27 November 2006

Allocating Mondays

The point of economic theory is to model, and preferably enable, the efficient allocation of scarce resources (for some value of "efficient"). Periodically, the balance in the status quo shifts, usually based upon internalization of an external influence. Sometimes this includes the creation (or death) of a market; other times, this includes shifts within an existing market.1 In publishing, this has usually been a technological change, ranging from widespread availability of paper, the printing press, and mechanization of printing through the steam press and mechanical typesetting to the electronic and information technologies with which neither the industry nor the public has assimilated.
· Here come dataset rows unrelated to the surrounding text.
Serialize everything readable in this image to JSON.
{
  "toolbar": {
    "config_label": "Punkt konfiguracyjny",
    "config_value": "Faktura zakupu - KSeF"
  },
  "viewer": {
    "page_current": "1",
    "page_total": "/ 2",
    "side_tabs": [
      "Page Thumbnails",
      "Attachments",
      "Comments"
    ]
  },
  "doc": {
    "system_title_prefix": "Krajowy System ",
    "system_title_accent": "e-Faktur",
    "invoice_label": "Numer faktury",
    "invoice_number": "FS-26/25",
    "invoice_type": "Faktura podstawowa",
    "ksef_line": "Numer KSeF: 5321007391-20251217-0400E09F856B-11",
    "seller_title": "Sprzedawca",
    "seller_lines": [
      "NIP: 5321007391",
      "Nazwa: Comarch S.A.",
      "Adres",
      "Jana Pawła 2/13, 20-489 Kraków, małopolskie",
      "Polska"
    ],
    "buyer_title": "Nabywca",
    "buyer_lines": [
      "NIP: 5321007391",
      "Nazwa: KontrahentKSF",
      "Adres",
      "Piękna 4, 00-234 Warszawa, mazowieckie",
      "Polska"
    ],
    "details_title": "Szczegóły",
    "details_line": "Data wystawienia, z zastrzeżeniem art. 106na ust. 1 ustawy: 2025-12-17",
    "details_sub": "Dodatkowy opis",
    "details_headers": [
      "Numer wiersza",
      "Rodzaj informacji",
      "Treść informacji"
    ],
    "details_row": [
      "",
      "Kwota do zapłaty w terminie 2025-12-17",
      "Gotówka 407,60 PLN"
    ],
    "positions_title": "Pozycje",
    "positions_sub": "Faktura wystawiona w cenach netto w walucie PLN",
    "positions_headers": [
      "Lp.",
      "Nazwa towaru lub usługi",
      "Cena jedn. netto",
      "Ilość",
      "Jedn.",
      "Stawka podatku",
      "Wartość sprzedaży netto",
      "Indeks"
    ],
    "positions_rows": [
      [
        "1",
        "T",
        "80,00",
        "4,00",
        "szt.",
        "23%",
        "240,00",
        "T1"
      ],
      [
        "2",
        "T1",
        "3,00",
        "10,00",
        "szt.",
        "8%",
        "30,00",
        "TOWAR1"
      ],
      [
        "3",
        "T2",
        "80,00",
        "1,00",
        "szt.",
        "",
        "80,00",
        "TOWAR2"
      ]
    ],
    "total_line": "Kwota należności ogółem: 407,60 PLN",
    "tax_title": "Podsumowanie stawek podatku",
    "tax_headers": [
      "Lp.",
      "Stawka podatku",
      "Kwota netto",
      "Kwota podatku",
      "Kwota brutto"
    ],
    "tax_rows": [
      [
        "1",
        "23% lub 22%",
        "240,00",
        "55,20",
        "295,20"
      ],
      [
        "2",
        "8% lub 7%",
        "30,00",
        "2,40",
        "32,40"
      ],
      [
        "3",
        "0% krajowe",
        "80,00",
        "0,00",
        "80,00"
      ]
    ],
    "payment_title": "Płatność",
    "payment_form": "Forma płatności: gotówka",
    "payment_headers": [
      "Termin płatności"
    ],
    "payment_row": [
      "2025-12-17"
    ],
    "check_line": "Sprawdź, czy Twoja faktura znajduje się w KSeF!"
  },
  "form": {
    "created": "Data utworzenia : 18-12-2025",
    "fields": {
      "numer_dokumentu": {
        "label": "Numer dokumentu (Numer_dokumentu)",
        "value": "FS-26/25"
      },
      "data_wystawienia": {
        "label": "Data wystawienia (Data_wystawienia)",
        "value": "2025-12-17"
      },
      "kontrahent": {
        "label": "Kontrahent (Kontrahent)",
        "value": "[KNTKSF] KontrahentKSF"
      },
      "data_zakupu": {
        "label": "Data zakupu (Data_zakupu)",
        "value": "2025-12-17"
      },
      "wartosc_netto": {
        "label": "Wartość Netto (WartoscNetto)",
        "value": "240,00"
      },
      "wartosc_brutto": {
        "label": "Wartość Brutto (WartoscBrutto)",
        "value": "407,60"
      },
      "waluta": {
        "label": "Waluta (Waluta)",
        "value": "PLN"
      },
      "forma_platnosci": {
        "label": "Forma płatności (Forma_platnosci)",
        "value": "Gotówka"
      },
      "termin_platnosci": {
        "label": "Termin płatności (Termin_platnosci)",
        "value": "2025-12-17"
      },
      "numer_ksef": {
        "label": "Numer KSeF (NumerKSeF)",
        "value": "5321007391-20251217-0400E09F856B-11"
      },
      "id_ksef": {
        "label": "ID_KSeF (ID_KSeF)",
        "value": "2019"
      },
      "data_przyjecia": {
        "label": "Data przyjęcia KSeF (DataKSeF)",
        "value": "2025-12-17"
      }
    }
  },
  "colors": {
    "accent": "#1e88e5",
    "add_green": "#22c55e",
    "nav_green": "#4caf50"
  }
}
Admittedly, some of the changes in publishing have had nontechnological causes, but (with only one exception) these causes have themselves been driven by technological change. That exception is the returns system; but I've said my piece on that particular economic inefficiency.

One aspect of technological change has proven a constant predictor of incipient crises in the publishing industry: Changes in the economic viability of small-run/small-audience works. This isn't just book/magazine publishing, either; it also includes recordations of all kinds, with classical music providing an excellent window into the problems with the carrying cost of low-demand works. Shifts in printing and distribution technology also have interesting — if not entirely clear — effects on market participation by low-demand works, often with the objective of using a low-demand distribution system to create a larger demand (and thereby escape the low-demand system for the Big Time).
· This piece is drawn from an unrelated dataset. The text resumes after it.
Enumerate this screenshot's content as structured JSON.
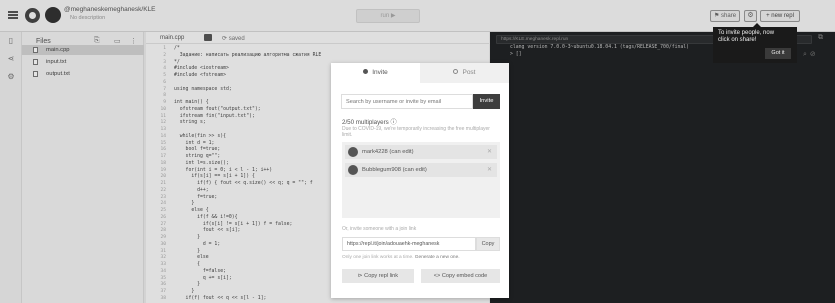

Unfortunately, the quality of a work is seldom strongly correlated with its success in the publishing marketplace. Sometimes this is amusing, as in the bad sex prize. Sometimes, it's merely immensely frustrating to try to find a reasoned award given to a bestseller... and vice versa. It's even worse when one considers that most books really are judged by their covers. But it's Monday, so I suppose that pessimism is to be expected.

  1. Central-control systems, such as true communism, still live within the market, however much they might try to deny it. The critical assumption of central-control systems is that no necessity is scarce; if any necessity is scarce, even central-control systems must adopt marketlike mechanisms to rectify that scarcity. Sometimes, that "marketlike mechanism" has tried to put an explicit price on freedom... or, at least, on avoiding the gulag.